Experiencing these songs as Halford originally intended them is a truly unique experience. I also dug out the original "War of Words" album from '93 and listened to it again to get a good comparison. There are a few songs on the original recording that are absent from the demos. Perhaps these were composed later on, or maybe written primarily by a collaborator. Whatever the reason, it means you have to hear both versions of this album to get the full experience!
Looking back at this period of Halford's career, it seems he was creating a tougher sounding kind of metal, coinciding with the rise of Pantera's international success, whose influence may be apparent in Fight's material. If you're a fan of the "Painkiller" Judas Priest album, you should enjoy Fight's music (Halford brought Priest drummer Scott Travis along with him into the "Fight" club). However you look at it, K5 provides a new perspective on this segment of Rob Halford's recording career.
In recommending songs, I'll make notes after each song as to which version I prefer. In the end I must say that both versions should be considered "essential" for fans of "The Metal God"...
From K5-The War Of Words Demos ('08)
-Into The Pit*
-Nailed to the Gun*
-Now You Die (exclusively on this version)
-Beast Denies (this is an early version of the song that became "Reality: A New Beginning". The lyrics are completely different, but my favorite part is the clean-guitar breakdown segment that was cut from the final version of this song.)
-Psycho Suicide (this was originally found as a hidden track on "A Small Deadly Space"- Fight's 2nd full-length album.)
-War of Words
-Down (exclusively on this version)
-Laid to Rest
-For All Eternity*
From War Of Words (original '93)
-Into The Pit
-Nailed to the Gun
-Immortal Sin (exclusively on this version)
-Little Crazy (exclusively on this version)
-War of Words*
-Laid to Rest*
-For All Eternity
-Reality: A New Beginning* (of all the songs I'm recommending in this post, this one is my #1 suggestion.
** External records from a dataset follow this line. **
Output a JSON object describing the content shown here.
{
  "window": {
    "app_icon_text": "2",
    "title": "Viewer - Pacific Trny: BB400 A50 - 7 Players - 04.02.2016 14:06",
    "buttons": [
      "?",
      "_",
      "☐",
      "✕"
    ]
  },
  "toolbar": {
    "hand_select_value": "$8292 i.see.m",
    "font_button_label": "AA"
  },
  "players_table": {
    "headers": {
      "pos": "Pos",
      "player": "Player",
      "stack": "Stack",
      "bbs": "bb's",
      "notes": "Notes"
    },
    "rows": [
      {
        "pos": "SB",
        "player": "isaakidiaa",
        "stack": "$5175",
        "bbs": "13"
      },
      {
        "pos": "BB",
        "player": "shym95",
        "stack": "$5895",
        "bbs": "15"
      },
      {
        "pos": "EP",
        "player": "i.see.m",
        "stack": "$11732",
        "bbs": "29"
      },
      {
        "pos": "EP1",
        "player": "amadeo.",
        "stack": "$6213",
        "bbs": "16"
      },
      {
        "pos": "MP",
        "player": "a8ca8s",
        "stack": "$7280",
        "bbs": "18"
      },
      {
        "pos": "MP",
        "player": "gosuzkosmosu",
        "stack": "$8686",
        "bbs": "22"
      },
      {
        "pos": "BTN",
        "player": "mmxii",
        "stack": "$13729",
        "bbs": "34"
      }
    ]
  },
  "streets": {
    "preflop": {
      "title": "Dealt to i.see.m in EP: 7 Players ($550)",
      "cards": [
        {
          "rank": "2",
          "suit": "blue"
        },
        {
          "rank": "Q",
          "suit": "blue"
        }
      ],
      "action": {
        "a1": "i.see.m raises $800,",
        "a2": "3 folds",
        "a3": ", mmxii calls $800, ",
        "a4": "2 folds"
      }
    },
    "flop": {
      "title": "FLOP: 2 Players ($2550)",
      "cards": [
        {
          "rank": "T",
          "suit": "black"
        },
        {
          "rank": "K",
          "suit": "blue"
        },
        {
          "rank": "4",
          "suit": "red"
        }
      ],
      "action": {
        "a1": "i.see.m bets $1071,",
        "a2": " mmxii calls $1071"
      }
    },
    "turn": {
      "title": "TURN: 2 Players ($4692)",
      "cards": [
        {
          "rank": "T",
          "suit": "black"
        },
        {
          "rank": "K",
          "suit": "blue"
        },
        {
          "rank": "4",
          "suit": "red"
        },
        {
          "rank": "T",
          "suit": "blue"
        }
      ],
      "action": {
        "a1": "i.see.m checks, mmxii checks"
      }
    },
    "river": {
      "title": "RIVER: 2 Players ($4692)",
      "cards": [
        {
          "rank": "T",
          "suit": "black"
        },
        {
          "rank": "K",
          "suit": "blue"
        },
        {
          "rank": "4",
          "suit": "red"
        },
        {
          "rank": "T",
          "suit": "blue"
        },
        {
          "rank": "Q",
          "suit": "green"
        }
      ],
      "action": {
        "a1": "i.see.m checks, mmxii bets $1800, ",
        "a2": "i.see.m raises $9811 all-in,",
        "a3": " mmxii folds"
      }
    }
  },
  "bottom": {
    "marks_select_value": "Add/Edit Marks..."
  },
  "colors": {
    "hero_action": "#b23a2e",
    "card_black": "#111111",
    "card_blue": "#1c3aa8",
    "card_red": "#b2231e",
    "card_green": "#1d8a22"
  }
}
In fact, it is one of my favorite heavy metal songs of all-time!)
(*- denotes my preferred version of the song)